  • About 95% of the hospitals report heart attack rates in the interval 35 ± (2 ×6), which is 23 to 47.

  • About 99.7% of the hospitals report heart attack rates in the interval 35 ± (3 ×6), which is 17 to 53

Z scores Section

While the Empirical Rule is a great tool for helping us understand the variability of our data and how extreme any one observation is, as in the example calculating the 68, 95 and 99.7 percentiles is somewhat labor intensive. An easier way to calculate where a score falls is to use a standardized or Z score.

We can convert any normal distribution into the standard normal distribution in order to find probability and apply the properties of the standard normal. In order to do this, we use the z-value.

Z-value, Z-score, or Z

The Z-value (or sometimes referred to as Z-score or simply Z) represents the number of standard deviations an observation is from the mean for a set of data. To find the z-score for a particular observation we apply the following formula:

\(Z = \dfrac{(observed\ value\ - mean)}{SD}\)

Let's take a look at the idea of a z-score within context.

For a recent final exam in STAT 800, the mean was 68.55 with a standard deviation of 15.45.

  • If you scored an 80%: \(Z = \dfrac{(80 - 68.55)}{15.45} = 0.74\), which means your score of 80 was 0.74 SD above the mean.

  • If you scored a 60%: \(Z = \dfrac{(60 - 68.55)}{15.45} = -0.55\), which means your score of 60 was 0.55 SD below the mean.

Is it always good to have a positive Z score? It depends on the question.
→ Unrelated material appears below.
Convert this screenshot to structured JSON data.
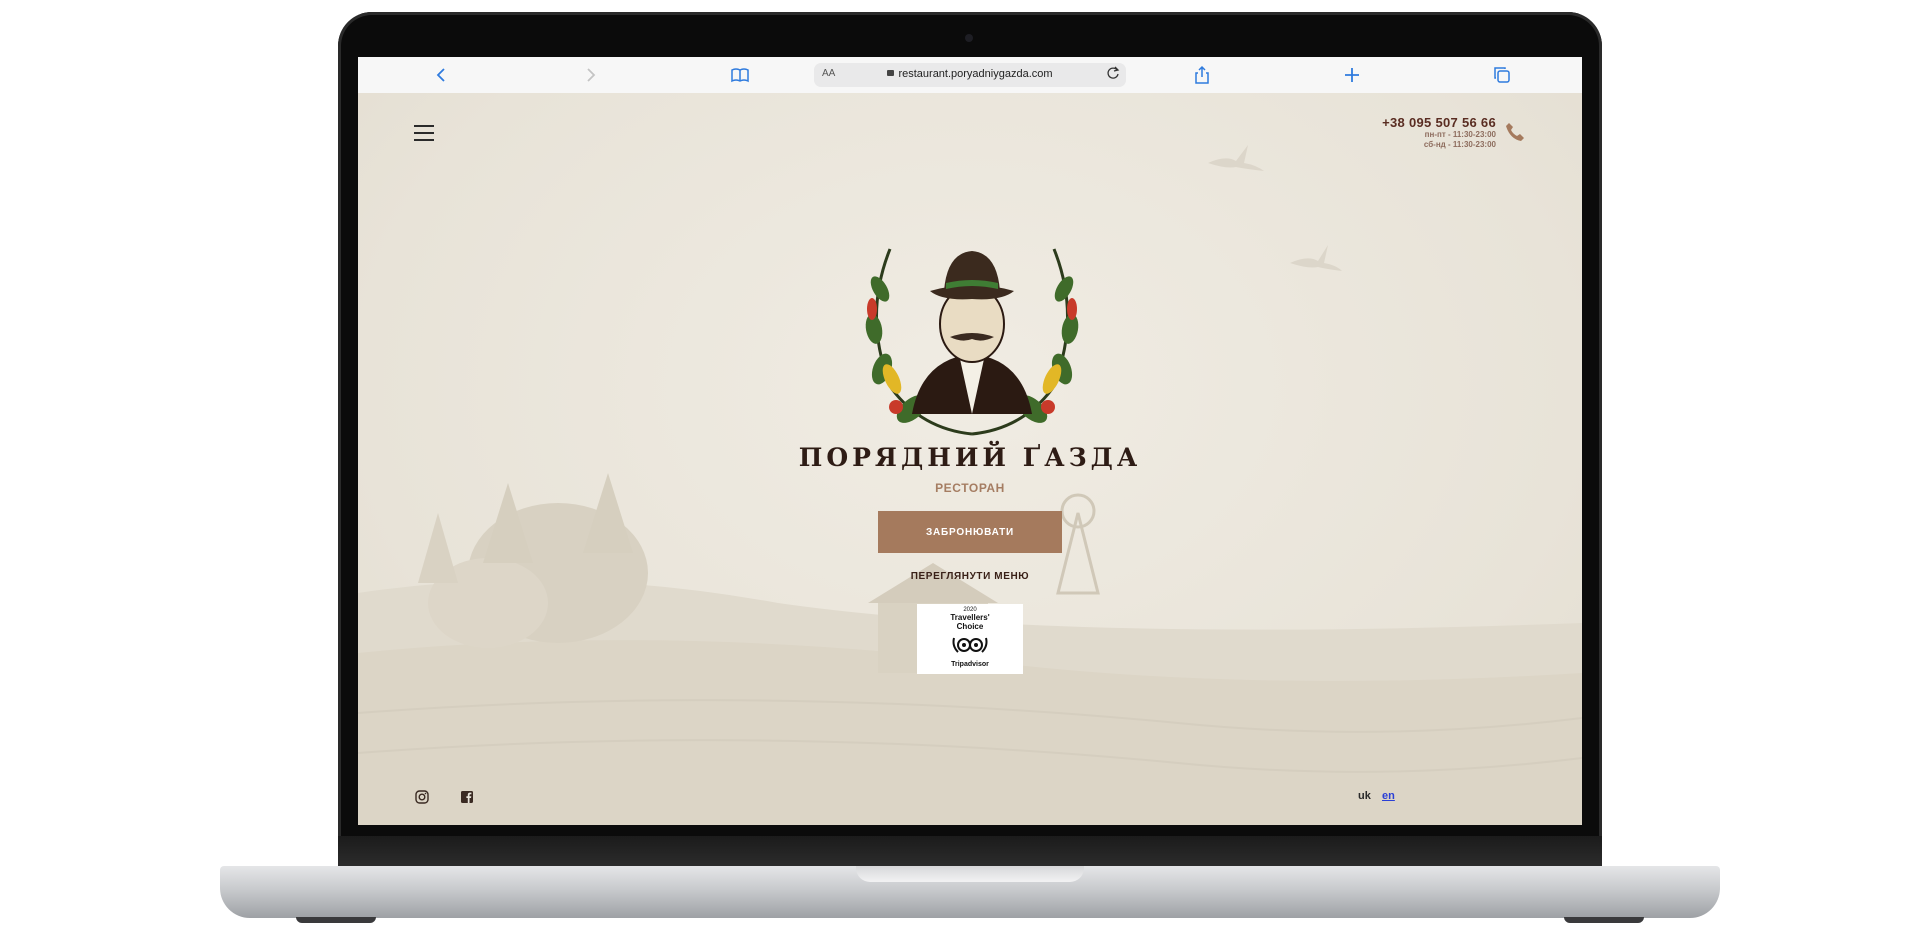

For exams, you would want a positive Z-score (indicates you scored higher than the mean). However, if one was analyzing days of missed work then a negative Z-score would be more appealing as it would indicate the person missed less than the mean number of days.

Characteristics of Z-scores
  • The scores can be positive or negative.
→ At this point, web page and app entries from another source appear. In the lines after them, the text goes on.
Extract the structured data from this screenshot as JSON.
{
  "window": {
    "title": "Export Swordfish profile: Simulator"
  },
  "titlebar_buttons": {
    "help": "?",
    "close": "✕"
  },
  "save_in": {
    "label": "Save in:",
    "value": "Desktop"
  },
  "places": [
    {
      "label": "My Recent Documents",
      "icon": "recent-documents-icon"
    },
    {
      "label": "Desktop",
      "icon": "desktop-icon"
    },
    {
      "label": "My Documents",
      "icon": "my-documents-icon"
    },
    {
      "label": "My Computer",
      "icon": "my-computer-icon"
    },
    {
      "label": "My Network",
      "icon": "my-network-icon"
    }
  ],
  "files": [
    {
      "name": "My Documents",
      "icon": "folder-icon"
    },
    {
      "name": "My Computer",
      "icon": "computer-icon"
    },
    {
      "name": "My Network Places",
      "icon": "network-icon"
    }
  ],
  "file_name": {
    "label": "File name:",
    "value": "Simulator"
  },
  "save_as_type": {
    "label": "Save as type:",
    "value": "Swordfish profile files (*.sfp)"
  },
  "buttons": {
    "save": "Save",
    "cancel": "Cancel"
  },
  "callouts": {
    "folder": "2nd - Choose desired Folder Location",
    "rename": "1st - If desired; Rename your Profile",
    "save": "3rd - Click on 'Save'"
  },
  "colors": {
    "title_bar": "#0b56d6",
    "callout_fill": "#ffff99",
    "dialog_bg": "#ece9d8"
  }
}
  • For data that is symmetric (i.e. bell-shaped) or nearly symmetric, a common application of Z-scores for identifying potential outliers is for any Z-scores that are beyond ± 3.

  • Maximum possible Z-score for a set of data is \(\dfrac{(n−1)}{\sqrt{n}}\)

From Z-score to Probability and Percentiles Section

A more frequent application of standard normal curves are expressions of percentiles or probabilities. Because the value of a z score can be aligned with a specific position within a standard normal distribution, it is also possible to find the equivalent percentile for that observations. 

For example, an observation that has a z score of zero would be at the 50th percentile of the data.

We can also use these properties to make statements about probabilities about relationships among observations.  We will use this information extensively as we progress into hypothesis testing in future modules. However in the immediate application, a simple application for Susie illustrates this point. If Susie knows that a hospital has a z score of +4.00, then she can use software or consult a Standard Normal Table to convert this to a probability. For example with a mean of 50 heart attacks and a standard deviation of 10, Susie can calculate the probability of a hospital reporting more than 100 heart attacks is very low (because 100 heart attacks is in the 99th percentile, for a hospital to report more than that would be very UNLIKELY!)

We will not reference the standard normal tables in these notes, and instead rely on software to generate probabilities for us.